__EXERCISE PROMPT__
Return the lines below that contain the word "text".

··· DATA UNDER STUDY ···

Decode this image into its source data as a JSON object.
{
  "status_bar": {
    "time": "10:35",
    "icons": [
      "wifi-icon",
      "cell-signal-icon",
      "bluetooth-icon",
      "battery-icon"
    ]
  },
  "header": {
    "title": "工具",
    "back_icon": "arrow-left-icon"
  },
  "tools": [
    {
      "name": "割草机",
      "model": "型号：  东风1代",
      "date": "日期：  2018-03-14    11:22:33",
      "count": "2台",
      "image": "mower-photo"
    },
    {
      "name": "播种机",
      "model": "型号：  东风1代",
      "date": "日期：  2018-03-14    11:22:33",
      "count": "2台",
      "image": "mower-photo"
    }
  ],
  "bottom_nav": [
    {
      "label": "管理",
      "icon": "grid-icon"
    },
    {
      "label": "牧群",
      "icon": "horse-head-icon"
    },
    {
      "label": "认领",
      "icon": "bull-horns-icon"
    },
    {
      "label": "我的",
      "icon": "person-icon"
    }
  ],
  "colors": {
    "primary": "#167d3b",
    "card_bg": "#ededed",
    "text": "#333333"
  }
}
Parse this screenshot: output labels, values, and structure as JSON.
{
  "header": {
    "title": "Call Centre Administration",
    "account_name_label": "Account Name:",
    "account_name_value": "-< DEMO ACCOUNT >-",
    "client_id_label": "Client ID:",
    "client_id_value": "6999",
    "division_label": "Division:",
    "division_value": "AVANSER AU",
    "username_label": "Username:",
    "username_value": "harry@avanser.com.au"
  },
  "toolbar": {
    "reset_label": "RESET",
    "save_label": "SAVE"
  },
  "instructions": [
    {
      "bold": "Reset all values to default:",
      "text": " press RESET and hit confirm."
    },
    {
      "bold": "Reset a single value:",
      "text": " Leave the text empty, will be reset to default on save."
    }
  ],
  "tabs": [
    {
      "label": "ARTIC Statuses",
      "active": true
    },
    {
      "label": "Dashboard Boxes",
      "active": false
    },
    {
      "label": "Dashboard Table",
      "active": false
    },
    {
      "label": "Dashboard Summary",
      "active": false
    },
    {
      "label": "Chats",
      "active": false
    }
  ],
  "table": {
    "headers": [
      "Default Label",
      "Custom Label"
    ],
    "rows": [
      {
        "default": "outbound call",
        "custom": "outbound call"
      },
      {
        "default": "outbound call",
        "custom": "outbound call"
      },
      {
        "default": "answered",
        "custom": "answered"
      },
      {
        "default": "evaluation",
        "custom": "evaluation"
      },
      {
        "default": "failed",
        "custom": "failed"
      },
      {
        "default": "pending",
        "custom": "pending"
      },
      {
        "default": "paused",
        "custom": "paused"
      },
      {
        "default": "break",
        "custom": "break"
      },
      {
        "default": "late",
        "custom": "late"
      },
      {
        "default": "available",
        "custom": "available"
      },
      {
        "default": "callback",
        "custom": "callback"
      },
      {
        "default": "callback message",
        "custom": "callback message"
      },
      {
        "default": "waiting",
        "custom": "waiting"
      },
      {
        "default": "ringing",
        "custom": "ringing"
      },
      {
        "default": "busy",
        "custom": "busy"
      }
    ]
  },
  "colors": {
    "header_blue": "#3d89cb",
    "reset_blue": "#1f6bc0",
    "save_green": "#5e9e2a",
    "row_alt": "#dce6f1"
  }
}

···

__FINISHED TASK__
    "text": "#333333"
      "text": " press RESET and hit confirm."
      "text": " Leave the text empty, will be reset to default on save."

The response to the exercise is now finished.